*Work item*. Only lines that contain the word "pins" belong in the answer; copy them from the records below.

_ _ _

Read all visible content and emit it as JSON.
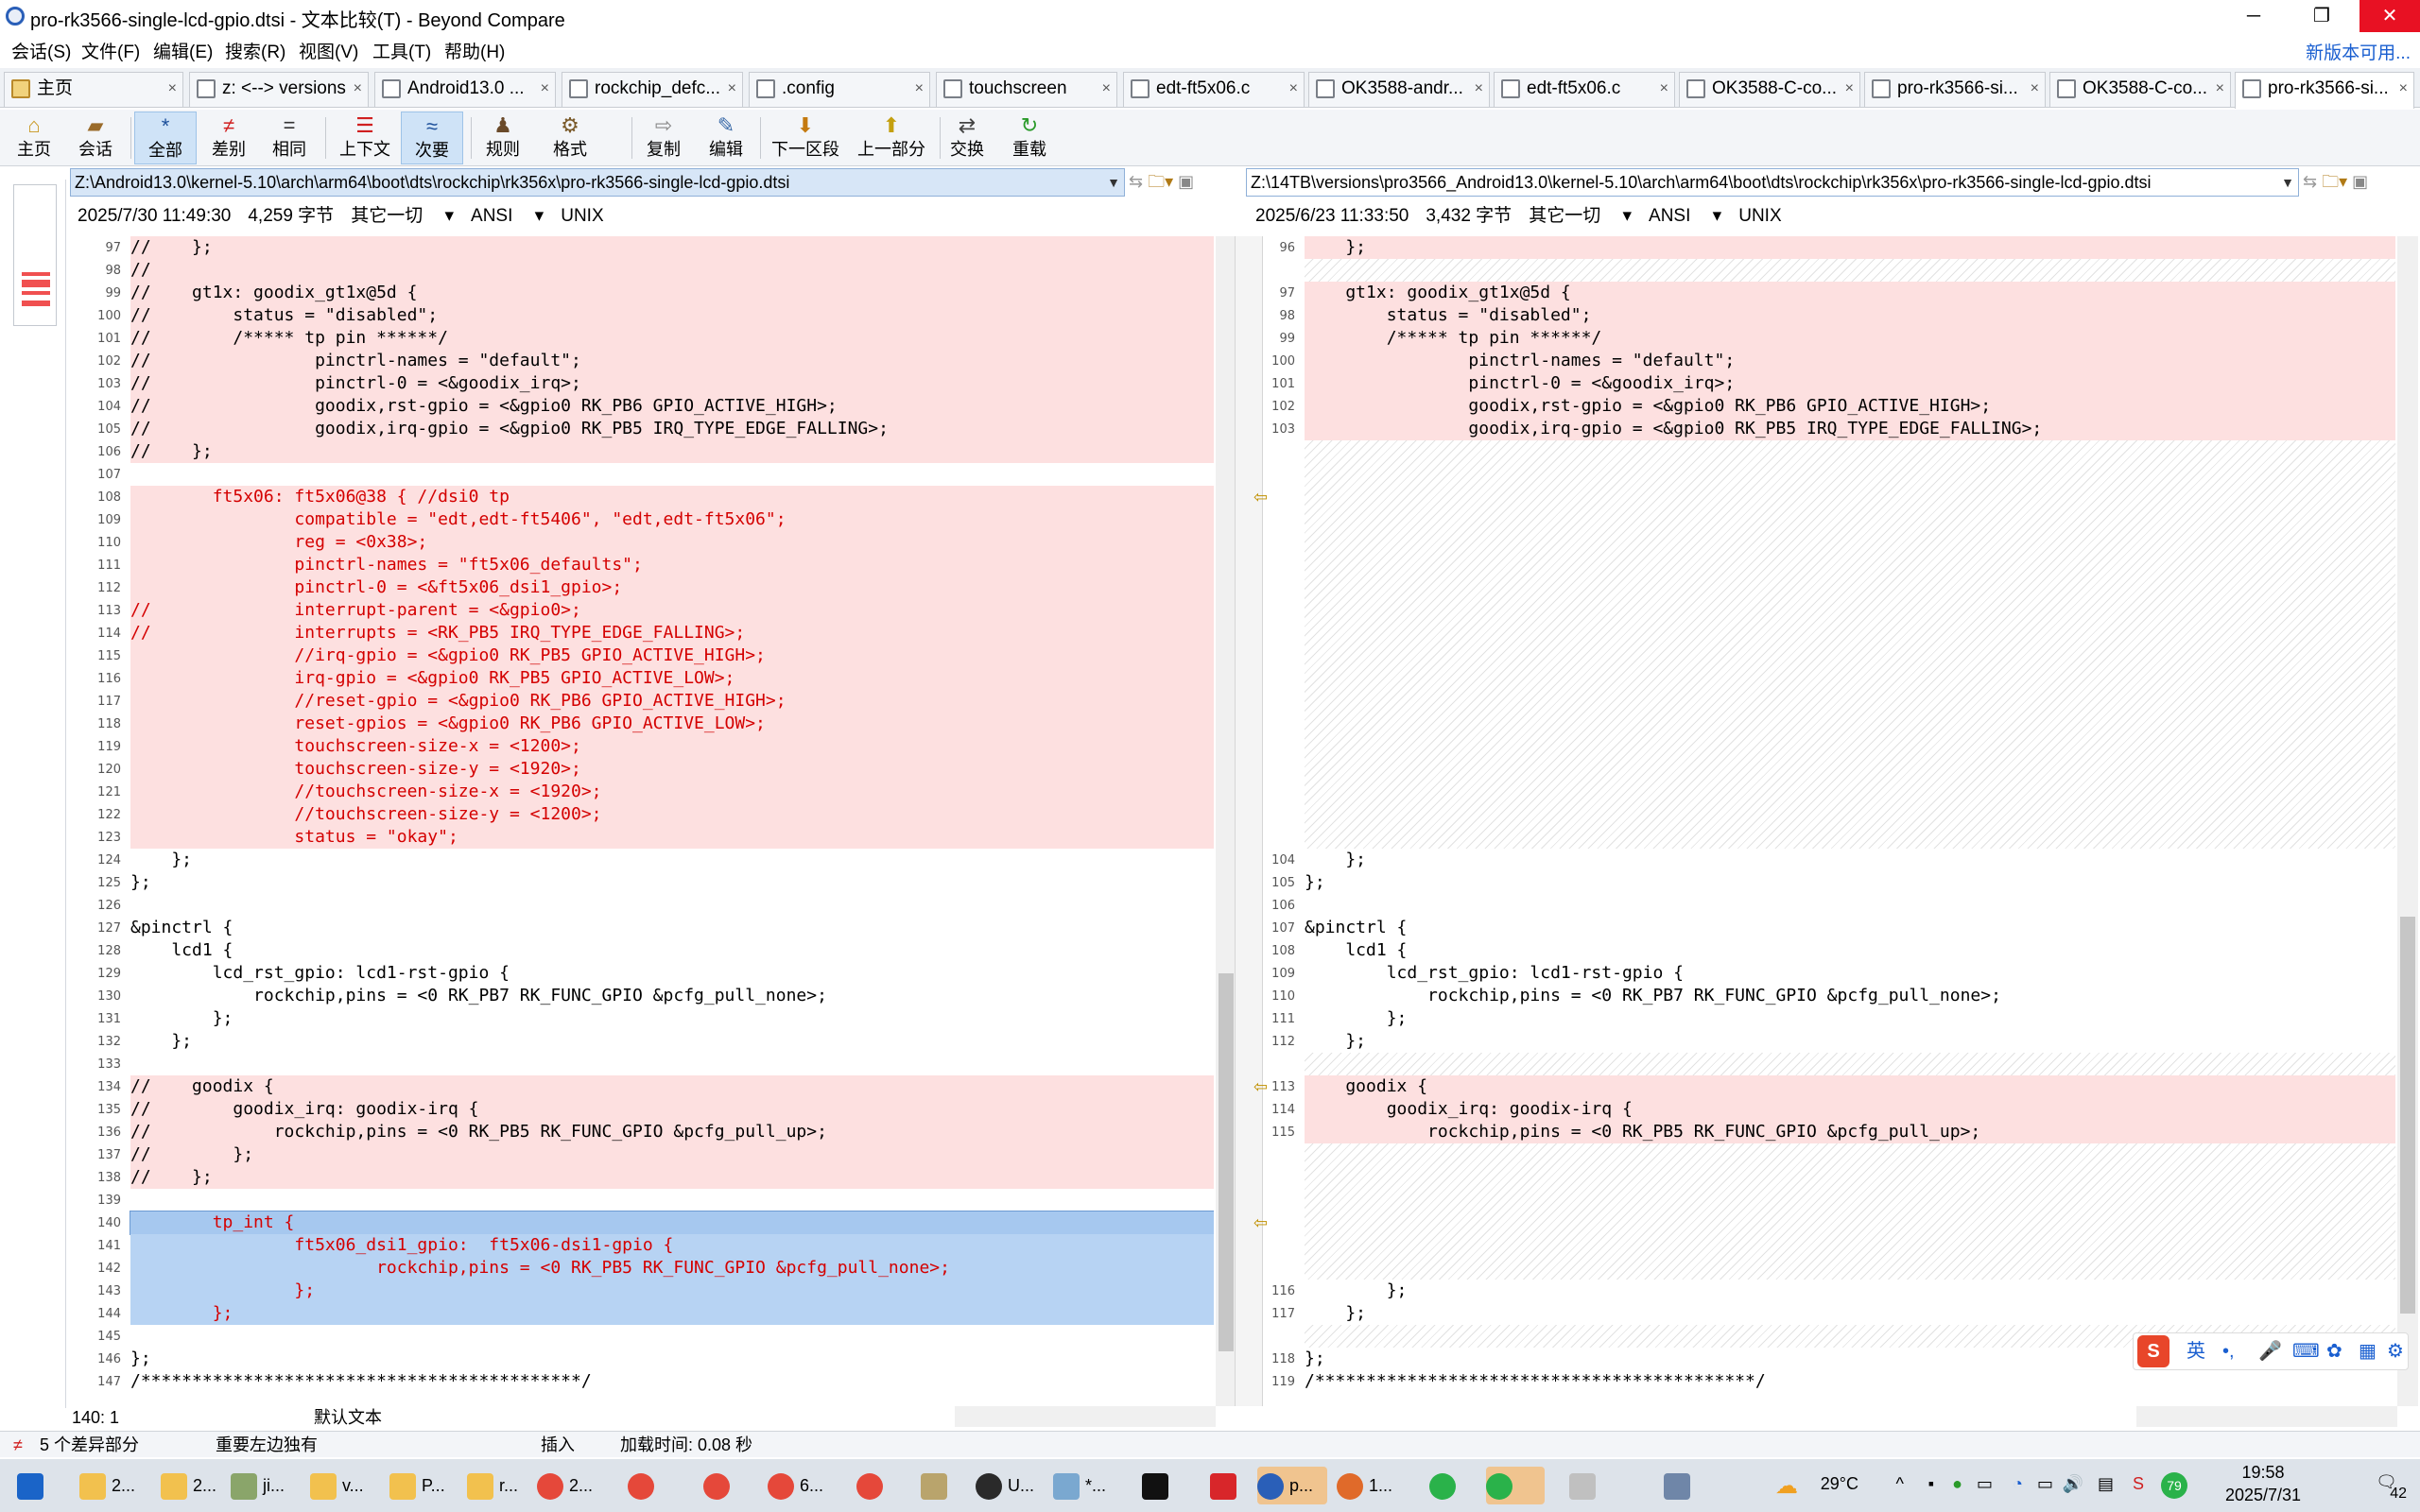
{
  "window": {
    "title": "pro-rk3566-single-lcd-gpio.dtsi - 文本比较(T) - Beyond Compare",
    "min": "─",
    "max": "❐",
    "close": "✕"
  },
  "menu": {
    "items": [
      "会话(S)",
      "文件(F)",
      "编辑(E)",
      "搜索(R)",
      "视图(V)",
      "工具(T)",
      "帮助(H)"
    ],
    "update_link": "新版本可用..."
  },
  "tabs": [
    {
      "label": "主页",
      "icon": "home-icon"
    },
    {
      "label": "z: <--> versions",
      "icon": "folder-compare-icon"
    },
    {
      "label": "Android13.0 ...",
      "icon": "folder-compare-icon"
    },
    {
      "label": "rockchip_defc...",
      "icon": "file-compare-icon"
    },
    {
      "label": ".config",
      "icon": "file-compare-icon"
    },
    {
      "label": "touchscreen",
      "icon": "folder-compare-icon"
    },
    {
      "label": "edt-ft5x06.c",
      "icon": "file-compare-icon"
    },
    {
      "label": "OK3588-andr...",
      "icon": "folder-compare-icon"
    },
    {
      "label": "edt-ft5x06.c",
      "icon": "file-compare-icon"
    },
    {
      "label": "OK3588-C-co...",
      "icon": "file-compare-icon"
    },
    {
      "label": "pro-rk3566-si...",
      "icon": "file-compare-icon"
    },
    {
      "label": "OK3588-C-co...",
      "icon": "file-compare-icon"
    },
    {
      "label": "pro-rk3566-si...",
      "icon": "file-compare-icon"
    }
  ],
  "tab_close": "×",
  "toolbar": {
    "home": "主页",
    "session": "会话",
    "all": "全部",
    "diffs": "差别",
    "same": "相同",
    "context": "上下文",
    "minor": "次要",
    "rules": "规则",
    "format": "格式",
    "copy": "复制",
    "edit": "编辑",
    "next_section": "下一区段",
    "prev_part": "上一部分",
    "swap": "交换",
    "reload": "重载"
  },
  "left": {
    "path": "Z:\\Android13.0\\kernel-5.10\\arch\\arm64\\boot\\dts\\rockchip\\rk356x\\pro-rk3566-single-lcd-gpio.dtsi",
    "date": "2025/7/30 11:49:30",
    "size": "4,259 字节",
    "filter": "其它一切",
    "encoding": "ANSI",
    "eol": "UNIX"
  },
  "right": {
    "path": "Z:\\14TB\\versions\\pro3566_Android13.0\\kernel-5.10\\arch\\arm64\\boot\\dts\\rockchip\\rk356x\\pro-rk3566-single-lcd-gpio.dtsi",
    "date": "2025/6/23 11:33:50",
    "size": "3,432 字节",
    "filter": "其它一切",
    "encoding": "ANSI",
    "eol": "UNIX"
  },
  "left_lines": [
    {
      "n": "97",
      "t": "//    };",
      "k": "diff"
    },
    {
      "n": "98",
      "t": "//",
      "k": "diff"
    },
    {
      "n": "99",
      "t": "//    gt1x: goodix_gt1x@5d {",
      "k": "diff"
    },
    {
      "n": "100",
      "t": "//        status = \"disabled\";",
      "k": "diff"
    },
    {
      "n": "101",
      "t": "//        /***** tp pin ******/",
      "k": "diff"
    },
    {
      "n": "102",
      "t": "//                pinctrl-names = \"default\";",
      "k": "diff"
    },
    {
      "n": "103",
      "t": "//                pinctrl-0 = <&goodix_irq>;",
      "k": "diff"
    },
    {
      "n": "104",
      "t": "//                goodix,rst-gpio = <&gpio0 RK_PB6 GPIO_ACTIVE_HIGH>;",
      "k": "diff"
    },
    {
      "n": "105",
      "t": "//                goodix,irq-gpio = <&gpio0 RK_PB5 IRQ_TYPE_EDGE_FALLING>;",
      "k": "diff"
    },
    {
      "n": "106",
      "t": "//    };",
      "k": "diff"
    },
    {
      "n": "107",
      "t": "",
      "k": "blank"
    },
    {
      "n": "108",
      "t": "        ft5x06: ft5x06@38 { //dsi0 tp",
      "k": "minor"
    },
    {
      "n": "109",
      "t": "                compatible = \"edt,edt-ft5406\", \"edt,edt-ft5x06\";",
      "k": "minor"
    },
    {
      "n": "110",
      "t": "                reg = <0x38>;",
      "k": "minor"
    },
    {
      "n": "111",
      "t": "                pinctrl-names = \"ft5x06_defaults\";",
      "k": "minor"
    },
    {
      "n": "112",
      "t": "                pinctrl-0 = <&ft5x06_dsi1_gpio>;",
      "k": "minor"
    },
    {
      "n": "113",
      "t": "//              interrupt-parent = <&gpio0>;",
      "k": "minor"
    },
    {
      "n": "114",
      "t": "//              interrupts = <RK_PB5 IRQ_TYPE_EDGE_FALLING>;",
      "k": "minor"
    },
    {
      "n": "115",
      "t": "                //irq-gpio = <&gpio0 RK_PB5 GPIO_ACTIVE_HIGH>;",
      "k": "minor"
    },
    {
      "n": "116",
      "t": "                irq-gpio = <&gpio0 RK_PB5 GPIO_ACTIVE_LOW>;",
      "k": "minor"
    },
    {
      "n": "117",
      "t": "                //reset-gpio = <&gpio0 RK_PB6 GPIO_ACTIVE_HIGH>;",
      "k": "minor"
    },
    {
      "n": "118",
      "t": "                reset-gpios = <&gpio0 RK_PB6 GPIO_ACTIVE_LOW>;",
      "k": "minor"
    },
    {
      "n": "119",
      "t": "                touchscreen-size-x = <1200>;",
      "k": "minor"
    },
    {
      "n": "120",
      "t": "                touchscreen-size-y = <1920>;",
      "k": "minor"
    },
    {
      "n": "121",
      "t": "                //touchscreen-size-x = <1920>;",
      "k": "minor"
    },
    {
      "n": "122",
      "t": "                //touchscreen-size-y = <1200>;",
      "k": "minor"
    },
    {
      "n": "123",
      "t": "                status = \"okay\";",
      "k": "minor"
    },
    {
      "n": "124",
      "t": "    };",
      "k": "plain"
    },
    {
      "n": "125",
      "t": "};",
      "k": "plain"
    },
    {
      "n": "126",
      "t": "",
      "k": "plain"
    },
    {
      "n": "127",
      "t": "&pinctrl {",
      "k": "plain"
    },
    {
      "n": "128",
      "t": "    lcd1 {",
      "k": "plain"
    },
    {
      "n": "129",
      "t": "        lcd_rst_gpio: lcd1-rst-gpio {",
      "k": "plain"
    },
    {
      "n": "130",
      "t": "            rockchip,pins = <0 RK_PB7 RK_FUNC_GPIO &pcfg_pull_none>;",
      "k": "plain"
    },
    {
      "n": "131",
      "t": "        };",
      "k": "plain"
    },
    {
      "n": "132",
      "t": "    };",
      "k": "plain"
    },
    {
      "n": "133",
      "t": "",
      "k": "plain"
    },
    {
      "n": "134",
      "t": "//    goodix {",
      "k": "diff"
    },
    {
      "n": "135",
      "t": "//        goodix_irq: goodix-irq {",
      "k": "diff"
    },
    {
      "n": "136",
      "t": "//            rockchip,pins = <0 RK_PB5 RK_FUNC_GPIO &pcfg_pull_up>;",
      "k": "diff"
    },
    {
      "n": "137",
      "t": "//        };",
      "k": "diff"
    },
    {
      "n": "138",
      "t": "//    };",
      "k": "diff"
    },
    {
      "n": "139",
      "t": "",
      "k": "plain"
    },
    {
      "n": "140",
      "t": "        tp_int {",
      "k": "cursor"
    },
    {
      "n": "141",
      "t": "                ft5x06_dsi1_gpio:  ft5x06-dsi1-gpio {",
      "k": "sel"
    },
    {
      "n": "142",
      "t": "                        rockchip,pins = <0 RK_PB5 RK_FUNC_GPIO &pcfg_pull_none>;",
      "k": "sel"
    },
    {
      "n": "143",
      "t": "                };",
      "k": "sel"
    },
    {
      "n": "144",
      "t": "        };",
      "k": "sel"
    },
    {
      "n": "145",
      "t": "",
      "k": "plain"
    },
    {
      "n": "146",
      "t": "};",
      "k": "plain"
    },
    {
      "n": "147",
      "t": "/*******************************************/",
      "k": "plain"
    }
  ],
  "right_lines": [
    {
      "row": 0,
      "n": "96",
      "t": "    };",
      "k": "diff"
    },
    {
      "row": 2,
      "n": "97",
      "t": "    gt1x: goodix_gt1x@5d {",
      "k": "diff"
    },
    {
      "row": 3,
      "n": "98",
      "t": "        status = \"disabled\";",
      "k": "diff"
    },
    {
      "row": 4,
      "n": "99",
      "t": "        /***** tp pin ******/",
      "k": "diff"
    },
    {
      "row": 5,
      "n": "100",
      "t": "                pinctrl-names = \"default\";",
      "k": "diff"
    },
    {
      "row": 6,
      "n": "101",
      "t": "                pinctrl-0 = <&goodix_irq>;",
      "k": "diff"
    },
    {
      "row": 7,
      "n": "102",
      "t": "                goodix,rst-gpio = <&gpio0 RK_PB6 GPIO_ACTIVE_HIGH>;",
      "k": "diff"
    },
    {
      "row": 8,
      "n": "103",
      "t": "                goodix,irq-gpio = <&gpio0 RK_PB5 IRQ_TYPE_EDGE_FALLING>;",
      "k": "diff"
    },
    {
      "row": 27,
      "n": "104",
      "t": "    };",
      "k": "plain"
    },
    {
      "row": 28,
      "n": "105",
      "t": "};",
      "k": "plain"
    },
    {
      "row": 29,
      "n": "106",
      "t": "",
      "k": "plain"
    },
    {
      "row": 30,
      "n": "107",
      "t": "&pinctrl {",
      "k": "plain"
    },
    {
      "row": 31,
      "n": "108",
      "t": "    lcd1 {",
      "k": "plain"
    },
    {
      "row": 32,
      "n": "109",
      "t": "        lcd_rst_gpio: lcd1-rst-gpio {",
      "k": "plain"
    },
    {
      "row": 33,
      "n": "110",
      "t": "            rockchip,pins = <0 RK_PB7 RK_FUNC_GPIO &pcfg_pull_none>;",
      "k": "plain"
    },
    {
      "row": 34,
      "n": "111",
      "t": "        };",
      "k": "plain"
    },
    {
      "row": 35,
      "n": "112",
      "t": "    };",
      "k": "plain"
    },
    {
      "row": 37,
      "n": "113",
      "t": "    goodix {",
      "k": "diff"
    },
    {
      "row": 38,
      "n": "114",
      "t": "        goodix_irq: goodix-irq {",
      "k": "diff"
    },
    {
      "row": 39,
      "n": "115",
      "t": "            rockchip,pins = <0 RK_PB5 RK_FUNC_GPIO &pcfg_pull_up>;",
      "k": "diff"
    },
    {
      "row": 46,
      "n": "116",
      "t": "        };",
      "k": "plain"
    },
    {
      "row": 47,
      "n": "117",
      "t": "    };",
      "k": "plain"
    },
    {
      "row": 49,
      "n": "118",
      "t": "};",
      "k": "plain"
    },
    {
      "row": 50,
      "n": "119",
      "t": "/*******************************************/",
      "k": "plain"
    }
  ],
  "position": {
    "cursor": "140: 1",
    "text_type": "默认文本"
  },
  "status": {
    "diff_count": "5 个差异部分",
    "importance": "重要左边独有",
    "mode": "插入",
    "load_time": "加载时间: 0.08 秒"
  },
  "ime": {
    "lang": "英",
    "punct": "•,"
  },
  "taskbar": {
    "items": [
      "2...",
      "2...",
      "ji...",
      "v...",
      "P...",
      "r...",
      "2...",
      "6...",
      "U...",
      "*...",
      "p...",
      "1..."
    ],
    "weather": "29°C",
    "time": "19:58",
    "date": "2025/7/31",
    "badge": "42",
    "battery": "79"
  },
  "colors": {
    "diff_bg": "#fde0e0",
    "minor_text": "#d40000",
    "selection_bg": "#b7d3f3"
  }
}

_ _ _

*Answer to this task*.
      "t": "            rockchip,pins = <0 RK_PB7 RK_FUNC_GPIO &pcfg_pull_none>;",
      "t": "//            rockchip,pins = <0 RK_PB5 RK_FUNC_GPIO &pcfg_pull_up>;",
      "t": "                        rockchip,pins = <0 RK_PB5 RK_FUNC_GPIO &pcfg_pull_none>;",
      "t": "            rockchip,pins = <0 RK_PB7 RK_FUNC_GPIO &pcfg_pull_none>;",
      "t": "            rockchip,pins = <0 RK_PB5 RK_FUNC_GPIO &pcfg_pull_up>;",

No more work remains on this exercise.